Table 1: Historical Acres of Winter Wheat Seeded in Manitoba
Fall Establishment. The good news is much of that seeding occurred under “optimal” conditions – before or at recommended seeding dates, into fields with standing stubble, and into good soil moisture. The winter wheat crop emerged quickly and uniformly, reaching the recommended stage of 3 leaf to 1 tiller prior to snow fall.
The stage of crop development in the fall is important as it not only influences winter survival, but it can also impact yield potential, crop competiveness and maturity. However, winter survival is also influenced by fall management practices, including variety selection, seeding date and depth, fertilizer placement and stubble conditions.
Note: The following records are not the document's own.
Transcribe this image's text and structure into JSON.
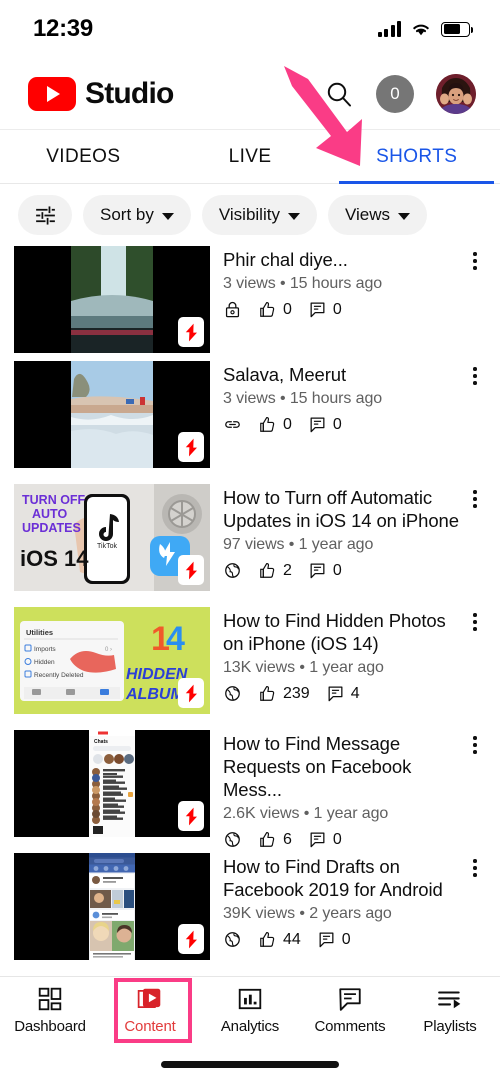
{
  "status_bar": {
    "time": "12:39",
    "signal_icon": "cellular-signal-icon",
    "wifi_icon": "wifi-icon",
    "battery_icon": "battery-icon"
  },
  "header": {
    "logo_icon": "youtube-logo-icon",
    "brand": "Studio",
    "search_icon": "search-icon",
    "notification_count": "0",
    "avatar_icon": "avatar"
  },
  "tabs": [
    {
      "label": "VIDEOS",
      "active": false
    },
    {
      "label": "LIVE",
      "active": false
    },
    {
      "label": "SHORTS",
      "active": true
    }
  ],
  "filters": {
    "tune_icon": "filter-tune-icon",
    "chips": [
      {
        "label": "Sort by"
      },
      {
        "label": "Visibility"
      },
      {
        "label": "Views"
      }
    ]
  },
  "colors": {
    "accent_blue": "#1a56e8",
    "youtube_red": "#ff0000",
    "annotation_pink": "#fa3c86",
    "nav_active_red": "#e23b3b",
    "secondary_text": "#606060",
    "chip_bg": "#f2f2f2"
  },
  "annotations": {
    "arrow_target": "SHORTS",
    "highlight_target": "Content"
  },
  "videos": [
    {
      "title": "Phir chal diye...",
      "stats": "3 views • 15 hours ago",
      "visibility_icon": "lock-icon",
      "likes": "0",
      "comments": "0",
      "badge_icon": "shorts-badge-icon"
    },
    {
      "title": "Salava, Meerut",
      "stats": "3 views • 15 hours ago",
      "visibility_icon": "link-icon",
      "likes": "0",
      "comments": "0",
      "badge_icon": "shorts-badge-icon"
    },
    {
      "title": "How to Turn off Automatic Updates in iOS 14 on iPhone",
      "stats": "97 views • 1 year ago",
      "visibility_icon": "globe-icon",
      "likes": "2",
      "comments": "0",
      "badge_icon": "shorts-badge-icon"
    },
    {
      "title": "How to Find Hidden Photos on iPhone (iOS 14)",
      "stats": "13K views • 1 year ago",
      "visibility_icon": "globe-icon",
      "likes": "239",
      "comments": "4",
      "badge_icon": "shorts-badge-icon"
    },
    {
      "title": "How to Find Message Requests on Facebook Mess...",
      "stats": "2.6K views • 1 year ago",
      "visibility_icon": "globe-icon",
      "likes": "6",
      "comments": "0",
      "badge_icon": "shorts-badge-icon"
    },
    {
      "title": "How to Find Drafts on Facebook 2019 for Android",
      "stats": "39K views • 2 years ago",
      "visibility_icon": "globe-icon",
      "likes": "44",
      "comments": "0",
      "badge_icon": "shorts-badge-icon"
    }
  ],
  "thumbnail_text": {
    "video3": [
      "TURN OFF",
      "AUTO",
      "UPDATES",
      "iOS 14",
      "TikTok"
    ],
    "video4": [
      "Utilities",
      "Imports",
      "Hidden",
      "Recently Deleted",
      "14",
      "HIDDEN",
      "ALBUM"
    ]
  },
  "bottom_nav": [
    {
      "label": "Dashboard",
      "icon": "dashboard-grid-icon",
      "active": false
    },
    {
      "label": "Content",
      "icon": "content-video-icon",
      "active": true
    },
    {
      "label": "Analytics",
      "icon": "analytics-bar-icon",
      "active": false
    },
    {
      "label": "Comments",
      "icon": "comments-bubble-icon",
      "active": false
    },
    {
      "label": "Playlists",
      "icon": "playlists-icon",
      "active": false
    }
  ]
}
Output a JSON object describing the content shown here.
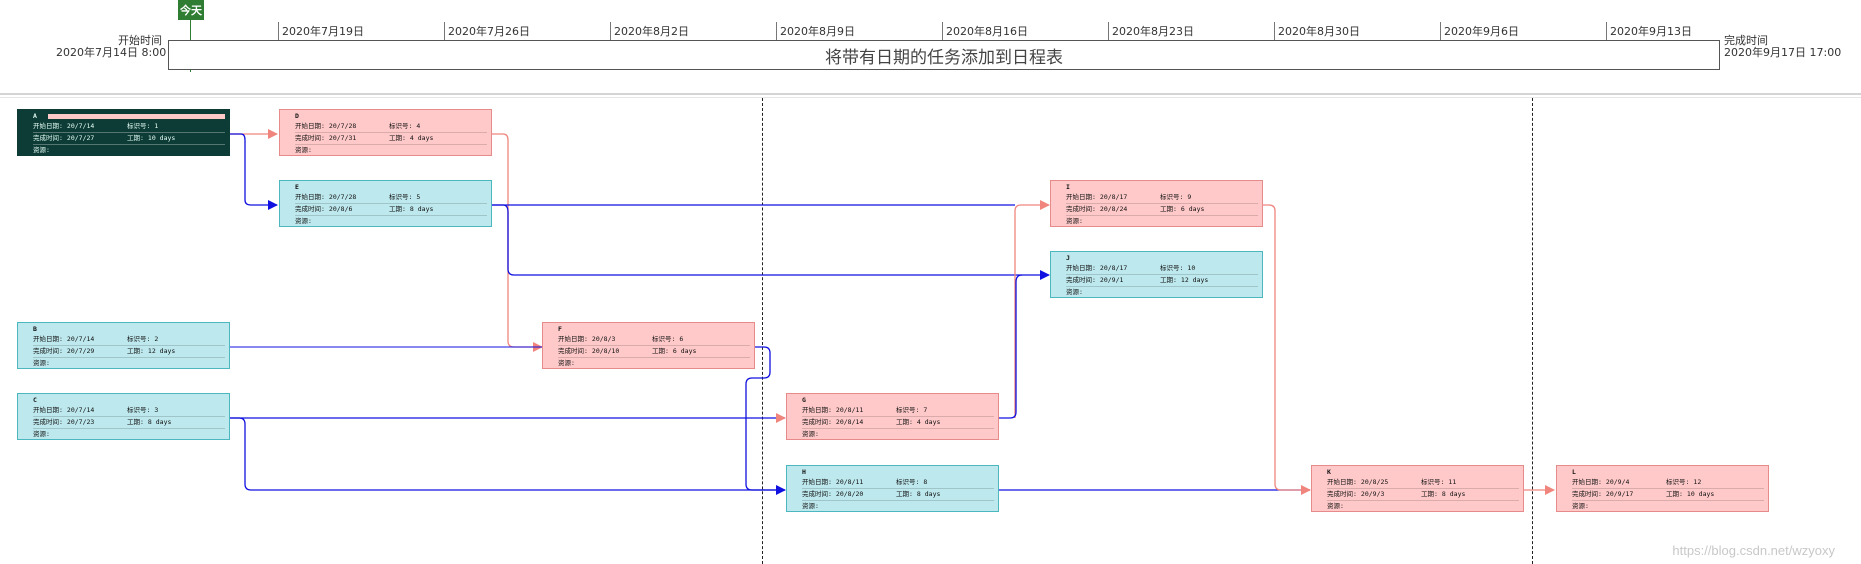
{
  "timeline": {
    "today_label": "今天",
    "start_title": "开始时间",
    "start_value": "2020年7月14日  8:00",
    "finish_title": "完成时间",
    "finish_value": "2020年9月17日  17:00",
    "bar_text": "将带有日期的任务添加到日程表",
    "dates": [
      "2020年7月19日",
      "2020年7月26日",
      "2020年8月2日",
      "2020年8月9日",
      "2020年8月16日",
      "2020年8月23日",
      "2020年8月30日",
      "2020年9月6日",
      "2020年9月13日"
    ]
  },
  "labels": {
    "start": "开始日期:",
    "id": "标识号:",
    "finish": "完成时间:",
    "duration": "工期:",
    "resource": "资源:"
  },
  "colors": {
    "critical_fill": "#ffc9c9",
    "critical_link": "#f0857d",
    "normal_fill": "#bde8ed",
    "normal_link": "#1010e0",
    "selected_fill": "#0d3b36",
    "today_flag": "#2e7d32"
  },
  "nodes": {
    "A": {
      "name": "A",
      "start": "20/7/14",
      "id": "1",
      "finish": "20/7/27",
      "duration": "10 days",
      "resource": ""
    },
    "B": {
      "name": "B",
      "start": "20/7/14",
      "id": "2",
      "finish": "20/7/29",
      "duration": "12 days",
      "resource": ""
    },
    "C": {
      "name": "C",
      "start": "20/7/14",
      "id": "3",
      "finish": "20/7/23",
      "duration": "8 days",
      "resource": ""
    },
    "D": {
      "name": "D",
      "start": "20/7/28",
      "id": "4",
      "finish": "20/7/31",
      "duration": "4 days",
      "resource": ""
    },
    "E": {
      "name": "E",
      "start": "20/7/28",
      "id": "5",
      "finish": "20/8/6",
      "duration": "8 days",
      "resource": ""
    },
    "F": {
      "name": "F",
      "start": "20/8/3",
      "id": "6",
      "finish": "20/8/10",
      "duration": "6 days",
      "resource": ""
    },
    "G": {
      "name": "G",
      "start": "20/8/11",
      "id": "7",
      "finish": "20/8/14",
      "duration": "4 days",
      "resource": ""
    },
    "H": {
      "name": "H",
      "start": "20/8/11",
      "id": "8",
      "finish": "20/8/20",
      "duration": "8 days",
      "resource": ""
    },
    "I": {
      "name": "I",
      "start": "20/8/17",
      "id": "9",
      "finish": "20/8/24",
      "duration": "6 days",
      "resource": ""
    },
    "J": {
      "name": "J",
      "start": "20/8/17",
      "id": "10",
      "finish": "20/9/1",
      "duration": "12 days",
      "resource": ""
    },
    "K": {
      "name": "K",
      "start": "20/8/25",
      "id": "11",
      "finish": "20/9/3",
      "duration": "8 days",
      "resource": ""
    },
    "L": {
      "name": "L",
      "start": "20/9/4",
      "id": "12",
      "finish": "20/9/17",
      "duration": "10 days",
      "resource": ""
    }
  },
  "watermark": "https://blog.csdn.net/wzyoxy"
}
Take Notes Now & Over the Winter. Manitoba producers have done their part to ensure their crop reaches maximum winter hardiness. Now is where we hope for good snow cover and moderate winter temperatures so the 2014/15 winter wheat crop can overwinter and emerge in spring in excellent condition! To help you with spring assessment of winter survival and crop life, record the following over the winter:
- crop’s condition such as crop stage and stand prior to snow cover. Also note well acclimated plants will hold leaves close to the ground.
- winter stresses such as cold snaps, when they occurred and their duration,
- length and timing of snow cover. For winter survival, February/March snow cover is the best.
Submitted by: Pam de Rocquigny, Provincial Cereal Crops Specialist, MAFRD
To learn more on potential impacts of fall growth stages on winter wheat production factors, please visit MAFRD’s website at: http://www.gov.mb.ca/agriculture/crops/production/what-happens-if-my-winter-wheat-did-not-emerge-.html